Scan the entries for "icon". Every line that holds it is to be copied.

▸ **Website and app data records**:

═══

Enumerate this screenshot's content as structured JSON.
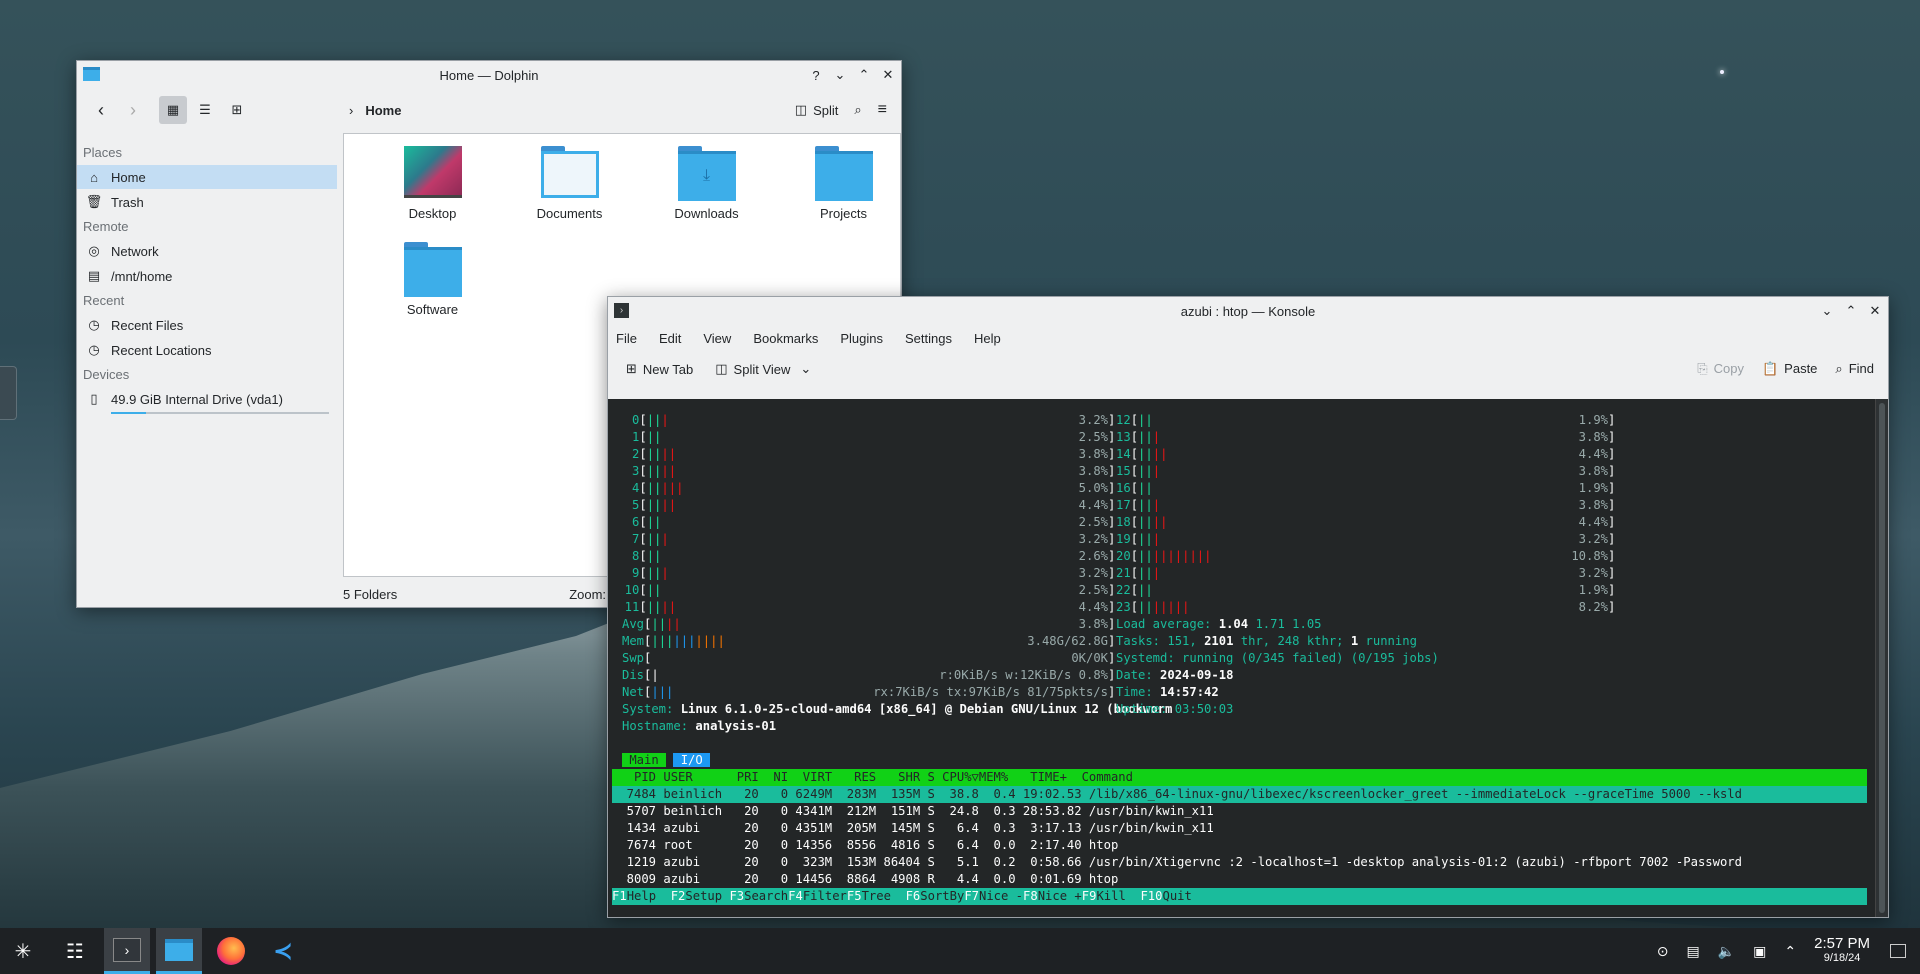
{
  "dolphin": {
    "title": "Home — Dolphin",
    "breadcrumb": "Home",
    "split_label": "Split",
    "sidebar": {
      "places_header": "Places",
      "places": [
        "Home",
        "Trash"
      ],
      "remote_header": "Remote",
      "remote": [
        "Network",
        "/mnt/home"
      ],
      "recent_header": "Recent",
      "recent": [
        "Recent Files",
        "Recent Locations"
      ],
      "devices_header": "Devices",
      "device": "49.9 GiB Internal Drive (vda1)",
      "device_usage_fraction": 0.16
    },
    "files": [
      "Desktop",
      "Documents",
      "Downloads",
      "Projects",
      "Software"
    ],
    "status": "5 Folders",
    "zoom_label": "Zoom:"
  },
  "konsole": {
    "title": "azubi : htop — Konsole",
    "menu": [
      "File",
      "Edit",
      "View",
      "Bookmarks",
      "Plugins",
      "Settings",
      "Help"
    ],
    "toolbar": {
      "new_tab": "New Tab",
      "split_view": "Split View",
      "copy": "Copy",
      "paste": "Paste",
      "find": "Find"
    }
  },
  "htop": {
    "cpus_left": [
      {
        "id": "0",
        "bars": "|||",
        "pct": "3.2%"
      },
      {
        "id": "1",
        "bars": "||",
        "pct": "2.5%"
      },
      {
        "id": "2",
        "bars": "||||",
        "pct": "3.8%"
      },
      {
        "id": "3",
        "bars": "||||",
        "pct": "3.8%"
      },
      {
        "id": "4",
        "bars": "|||||",
        "pct": "5.0%"
      },
      {
        "id": "5",
        "bars": "||||",
        "pct": "4.4%"
      },
      {
        "id": "6",
        "bars": "||",
        "pct": "2.5%"
      },
      {
        "id": "7",
        "bars": "|||",
        "pct": "3.2%"
      },
      {
        "id": "8",
        "bars": "||",
        "pct": "2.6%"
      },
      {
        "id": "9",
        "bars": "|||",
        "pct": "3.2%"
      },
      {
        "id": "10",
        "bars": "||",
        "pct": "2.5%"
      },
      {
        "id": "11",
        "bars": "||||",
        "pct": "4.4%"
      }
    ],
    "cpus_right": [
      {
        "id": "12",
        "bars": "||",
        "pct": "1.9%"
      },
      {
        "id": "13",
        "bars": "|||",
        "pct": "3.8%"
      },
      {
        "id": "14",
        "bars": "||||",
        "pct": "4.4%"
      },
      {
        "id": "15",
        "bars": "|||",
        "pct": "3.8%"
      },
      {
        "id": "16",
        "bars": "||",
        "pct": "1.9%"
      },
      {
        "id": "17",
        "bars": "|||",
        "pct": "3.8%"
      },
      {
        "id": "18",
        "bars": "||||",
        "pct": "4.4%"
      },
      {
        "id": "19",
        "bars": "|||",
        "pct": "3.2%"
      },
      {
        "id": "20",
        "bars": "||||||||||",
        "pct": "10.8%"
      },
      {
        "id": "21",
        "bars": "|||",
        "pct": "3.2%"
      },
      {
        "id": "22",
        "bars": "||",
        "pct": "1.9%"
      },
      {
        "id": "23",
        "bars": "|||||||",
        "pct": "8.2%"
      }
    ],
    "meters": {
      "avg": {
        "label": "Avg",
        "bars": "||||",
        "value": "3.8%"
      },
      "mem": {
        "label": "Mem",
        "bars": "||||||||||",
        "value": "3.48G/62.8G"
      },
      "swp": {
        "label": "Swp",
        "bars": "",
        "value": "0K/0K"
      },
      "dis": {
        "label": "Dis",
        "bars": "|",
        "value": "r:0KiB/s w:12KiB/s 0.8%"
      },
      "net": {
        "label": "Net",
        "bars": "|||",
        "value": "rx:7KiB/s tx:97KiB/s 81/75pkts/s"
      }
    },
    "system_label": "System:",
    "system": "Linux 6.1.0-25-cloud-amd64 [x86_64] @ Debian GNU/Linux 12 (bookworm",
    "hostname_label": "Hostname:",
    "hostname": "analysis-01",
    "load_label": "Load average:",
    "load": [
      "1.04",
      "1.71",
      "1.05"
    ],
    "tasks_label": "Tasks:",
    "tasks": {
      "tasks": "151",
      "thr": "2101",
      "kthr": "248",
      "running": "1"
    },
    "systemd_label": "Systemd:",
    "systemd": "running (0/345 failed) (0/195 jobs)",
    "date_label": "Date:",
    "date": "2024-09-18",
    "time_label": "Time:",
    "time": "14:57:42",
    "uptime_label": "Uptime:",
    "uptime": "03:50:03",
    "tabs": [
      "Main",
      "I/O"
    ],
    "columns": [
      "PID",
      "USER",
      "PRI",
      "NI",
      "VIRT",
      "RES",
      "SHR",
      "S",
      "CPU%▽",
      "MEM%",
      "TIME+",
      "Command"
    ],
    "processes": [
      [
        "7484",
        "beinlich",
        "20",
        "0",
        "6249M",
        "283M",
        "135M",
        "S",
        "38.8",
        "0.4",
        "19:02.53",
        "/lib/x86_64-linux-gnu/libexec/kscreenlocker_greet --immediateLock --graceTime 5000 --ksld"
      ],
      [
        "5707",
        "beinlich",
        "20",
        "0",
        "4341M",
        "212M",
        "151M",
        "S",
        "24.8",
        "0.3",
        "28:53.82",
        "/usr/bin/kwin_x11"
      ],
      [
        "1434",
        "azubi",
        "20",
        "0",
        "4351M",
        "205M",
        "145M",
        "S",
        "6.4",
        "0.3",
        "3:17.13",
        "/usr/bin/kwin_x11"
      ],
      [
        "7674",
        "root",
        "20",
        "0",
        "14356",
        "8556",
        "4816",
        "S",
        "6.4",
        "0.0",
        "2:17.40",
        "htop"
      ],
      [
        "1219",
        "azubi",
        "20",
        "0",
        "323M",
        "153M",
        "86404",
        "S",
        "5.1",
        "0.2",
        "0:58.66",
        "/usr/bin/Xtigervnc :2 -localhost=1 -desktop analysis-01:2 (azubi) -rfbport 7002 -Password"
      ],
      [
        "8009",
        "azubi",
        "20",
        "0",
        "14456",
        "8864",
        "4908",
        "R",
        "4.4",
        "0.0",
        "0:01.69",
        "htop"
      ]
    ],
    "fkeys": [
      {
        "k": "F1",
        "l": "Help"
      },
      {
        "k": "F2",
        "l": "Setup"
      },
      {
        "k": "F3",
        "l": "Search"
      },
      {
        "k": "F4",
        "l": "Filter"
      },
      {
        "k": "F5",
        "l": "Tree"
      },
      {
        "k": "F6",
        "l": "SortBy"
      },
      {
        "k": "F7",
        "l": "Nice -"
      },
      {
        "k": "F8",
        "l": "Nice +"
      },
      {
        "k": "F9",
        "l": "Kill"
      },
      {
        "k": "F10",
        "l": "Quit"
      }
    ]
  },
  "taskbar": {
    "time": "2:57 PM",
    "date": "9/18/24",
    "apps": [
      "application-launcher-icon",
      "system-settings-icon",
      "konsole-icon",
      "dolphin-icon",
      "firefox-icon",
      "vscode-icon"
    ]
  },
  "colors": {
    "accent": "#3daee9",
    "htop_green": "#11d116",
    "htop_teal": "#1abc9c"
  }
}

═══

▸ **Result of the task**:
      "application-launcher-icon",
      "system-settings-icon",
      "konsole-icon",
      "dolphin-icon",
      "firefox-icon",
      "vscode-icon"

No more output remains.